» EXERCISE BRIEF: What you need to produce is the complete listing, repeated exactly.

[[ GIVEN RECORDS open ]]

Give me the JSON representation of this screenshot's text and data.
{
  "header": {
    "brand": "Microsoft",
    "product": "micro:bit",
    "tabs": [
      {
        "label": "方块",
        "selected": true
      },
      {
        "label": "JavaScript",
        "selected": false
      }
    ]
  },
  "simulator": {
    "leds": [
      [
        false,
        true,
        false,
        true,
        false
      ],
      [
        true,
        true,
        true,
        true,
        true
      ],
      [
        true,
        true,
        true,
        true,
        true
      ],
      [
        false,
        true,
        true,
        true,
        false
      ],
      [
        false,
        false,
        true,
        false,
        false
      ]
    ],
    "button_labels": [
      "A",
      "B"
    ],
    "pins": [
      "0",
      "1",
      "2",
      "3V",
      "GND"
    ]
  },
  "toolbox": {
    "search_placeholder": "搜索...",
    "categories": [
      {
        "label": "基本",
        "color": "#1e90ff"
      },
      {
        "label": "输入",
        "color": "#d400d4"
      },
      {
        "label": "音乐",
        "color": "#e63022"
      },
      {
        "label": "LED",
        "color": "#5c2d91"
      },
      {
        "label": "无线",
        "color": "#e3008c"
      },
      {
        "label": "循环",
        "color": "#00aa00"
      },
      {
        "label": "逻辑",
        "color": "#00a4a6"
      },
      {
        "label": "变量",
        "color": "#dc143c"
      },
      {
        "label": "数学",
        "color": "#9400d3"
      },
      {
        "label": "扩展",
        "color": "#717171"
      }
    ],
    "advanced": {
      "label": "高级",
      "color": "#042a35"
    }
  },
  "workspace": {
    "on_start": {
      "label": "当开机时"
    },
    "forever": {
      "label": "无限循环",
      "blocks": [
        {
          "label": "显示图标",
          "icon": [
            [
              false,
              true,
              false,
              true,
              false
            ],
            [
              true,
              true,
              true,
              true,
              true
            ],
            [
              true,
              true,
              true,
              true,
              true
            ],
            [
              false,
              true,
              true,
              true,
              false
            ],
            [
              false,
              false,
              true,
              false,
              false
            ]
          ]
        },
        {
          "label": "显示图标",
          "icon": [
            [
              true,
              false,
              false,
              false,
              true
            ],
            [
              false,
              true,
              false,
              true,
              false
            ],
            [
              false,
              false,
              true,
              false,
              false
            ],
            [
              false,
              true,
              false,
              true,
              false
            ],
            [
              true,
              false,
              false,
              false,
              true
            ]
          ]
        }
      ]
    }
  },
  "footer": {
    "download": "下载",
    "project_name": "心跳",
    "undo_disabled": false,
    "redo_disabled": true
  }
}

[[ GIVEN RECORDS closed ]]

» SOLUTION FOR THIS TASK:
Give me the JSON representation of this screenshot's text and data.
{
  "header": {
    "brand": "Microsoft",
    "product": "micro:bit",
    "tabs": [
      {
        "label": "方块",
        "selected": true
      },
      {
        "label": "JavaScript",
        "selected": false
      }
    ]
  },
  "simulator": {
    "leds": [
      [
        false,
        true,
        false,
        true,
        false
      ],
      [
        true,
        true,
        true,
        true,
        true
      ],
      [
        true,
        true,
        true,
        true,
        true
      ],
      [
        false,
        true,
        true,
        true,
        false
      ],
      [
        false,
        false,
        true,
        false,
        false
      ]
    ],
    "button_labels": [
      "A",
      "B"
    ],
    "pins": [
      "0",
      "1",
      "2",
      "3V",
      "GND"
    ]
  },
  "toolbox": {
    "search_placeholder": "搜索...",
    "categories": [
      {
        "label": "基本",
        "color": "#1e90ff"
      },
      {
        "label": "输入",
        "color": "#d400d4"
      },
      {
        "label": "音乐",
        "color": "#e63022"
      },
      {
        "label": "LED",
        "color": "#5c2d91"
      },
      {
        "label": "无线",
        "color": "#e3008c"
      },
      {
        "label": "循环",
        "color": "#00aa00"
      },
      {
        "label": "逻辑",
        "color": "#00a4a6"
      },
      {
        "label": "变量",
        "color": "#dc143c"
      },
      {
        "label": "数学",
        "color": "#9400d3"
      },
      {
        "label": "扩展",
        "color": "#717171"
      }
    ],
    "advanced": {
      "label": "高级",
      "color": "#042a35"
    }
  },
  "workspace": {
    "on_start": {
      "label": "当开机时"
    },
    "forever": {
      "label": "无限循环",
      "blocks": [
        {
          "label": "显示图标",
          "icon": [
            [
              false,
              true,
              false,
              true,
              false
            ],
            [
              true,
              true,
              true,
              true,
              true
            ],
            [
              true,
              true,
              true,
              true,
              true
            ],
            [
              false,
              true,
              true,
              true,
              false
            ],
            [
              false,
              false,
              true,
              false,
              false
            ]
          ]
        },
        {
          "label": "显示图标",
          "icon": [
            [
              true,
              false,
              false,
              false,
              true
            ],
            [
              false,
              true,
              false,
              true,
              false
            ],
            [
              false,
              false,
              true,
              false,
              false
            ],
            [
              false,
              true,
              false,
              true,
              false
            ],
            [
              true,
              false,
              false,
              false,
              true
            ]
          ]
        }
      ]
    }
  },
  "footer": {
    "download": "下载",
    "project_name": "心跳",
    "undo_disabled": false,
    "redo_disabled": true
  }
}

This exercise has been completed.